  1. A program must be developed that includes reasonable policies and procedures to identify relevant red flags and incorporate those red flags into the program. As each investment adviser’s business practices may vary, the rules provide flexibility for investment advisers to determine which red flags are relevant to their businesses. This flexibility should allow for investment advisers to respond and adapt to new forms or identity theft risks as they arise.
  2. Reasonable policies and procedures must be in place to detect the red flags that the investment adviser’s identity theft prevention program incorporates.
  3. Reasonable policies and procedures must be in place to respond appropriately to any red flags detected by the investment adviser. Additionally, if a red flag is detected, the investment adviser’s identity theft prevention program must outline how the investment adviser will respond based on the degree of risk.
  4. Reasonable policies and procedures must be in place to periodically update the investment adviser’s identity theft prevention program (including updating red flags determined to be relevant), to reflect changes in risks to customers and to the safety and soundness of the investment adviser from identity theft.

In addition to creating a written identity theft prevention program, requirements concerning the administration of the program are also outlined in the rules. An investment adviser affected by the new rules is required to obtain approval by the board of directors, an appropriate committee of the board, or a designated senior management employee of the initial written program and must involve those who were sought for approval of the program in the actual oversight, development, implementation and administration of the program. An investment adviser’s staff, as necessary, must be trained to effectively implement the program. Additionally, the investment adviser’s identity theft prevention program must include effective oversight of any service provider arrangements since an investment adviser affected by this new rule will remain legally responsible for compliance with the rules even if the investment adviser outsources its identity theft red flags detection, prevention and mitigation operations to a third party service provide.

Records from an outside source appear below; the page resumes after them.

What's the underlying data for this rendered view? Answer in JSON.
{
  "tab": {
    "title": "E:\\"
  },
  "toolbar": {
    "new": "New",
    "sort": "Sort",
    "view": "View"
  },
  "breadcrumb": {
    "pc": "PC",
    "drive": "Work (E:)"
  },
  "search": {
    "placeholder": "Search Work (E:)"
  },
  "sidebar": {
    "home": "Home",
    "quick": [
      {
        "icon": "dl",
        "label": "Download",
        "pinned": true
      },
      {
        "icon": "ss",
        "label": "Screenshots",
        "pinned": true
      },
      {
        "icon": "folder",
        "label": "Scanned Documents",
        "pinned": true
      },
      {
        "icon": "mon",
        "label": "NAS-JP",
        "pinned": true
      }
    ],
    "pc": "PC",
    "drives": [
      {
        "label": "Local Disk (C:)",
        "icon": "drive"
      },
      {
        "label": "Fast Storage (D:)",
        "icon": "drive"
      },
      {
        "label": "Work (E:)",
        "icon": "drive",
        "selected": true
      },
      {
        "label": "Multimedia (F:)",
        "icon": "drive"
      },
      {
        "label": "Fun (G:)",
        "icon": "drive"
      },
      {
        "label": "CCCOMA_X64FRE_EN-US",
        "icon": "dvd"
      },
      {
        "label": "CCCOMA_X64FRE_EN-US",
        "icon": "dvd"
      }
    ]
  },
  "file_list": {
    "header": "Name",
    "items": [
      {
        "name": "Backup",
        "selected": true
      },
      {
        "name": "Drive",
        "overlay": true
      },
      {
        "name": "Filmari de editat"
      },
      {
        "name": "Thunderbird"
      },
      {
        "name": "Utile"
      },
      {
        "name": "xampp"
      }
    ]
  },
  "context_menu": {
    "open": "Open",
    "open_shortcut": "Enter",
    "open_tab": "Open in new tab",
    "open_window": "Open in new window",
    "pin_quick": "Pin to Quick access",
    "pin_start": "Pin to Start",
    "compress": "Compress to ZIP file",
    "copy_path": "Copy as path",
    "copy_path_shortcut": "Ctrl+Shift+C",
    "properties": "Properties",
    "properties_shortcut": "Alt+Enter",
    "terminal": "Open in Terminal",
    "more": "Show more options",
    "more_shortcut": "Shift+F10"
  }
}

The final rules release includes guidelines that each investment adviser affected by the new rule must consider when implementing its identity theft prevention program. Additionally, some examples are provided for certain areas to help an investment adviser comply with the rules. To view the guidelines, an investment adviser should review the final rule release in its entirety.

The CFTC and the SEC’s new identity theft red flag rules should be embraced by affected investment advisers as a means to further protect their clients. For more information, RIA Compliance Consultants is hosting a webinar to provide an overview of the requirements under the recently released Identity Theft Red Flags Rules. This webinar, “Understanding the New Identity Theft Red Flag Rules and How SEC Registered Investment Advisers are Affected,” will be hosted May 9, 2013, at 12:00 CDT. The cost of this webinar is $69.95. During this webinar, one of our consultants will discuss which SEC registered investment advisers are affected by the Rule, the new deadline for complying with the rule, and what an investment adviser must do in order to comply by the deadline. Additionally, we will provide a summary of some of the guidelines on identity theft detection, prevention, and mitigation that are provided in the final rule release. For more information or to register for this event, please click here.

To schedule a time to speak to one of our consultants to determine how RIA Compliance Consultants may assist you with developing your Identity Theft Red Flags policies and procedures, please contact your consultant if you are an existing client or for a new client, click here to schedule a time to speak to one of our consultants.

Posted by Bryan Hill
Labels: Compliance Program, Identity Theft, SEC, Written Policies and Procedures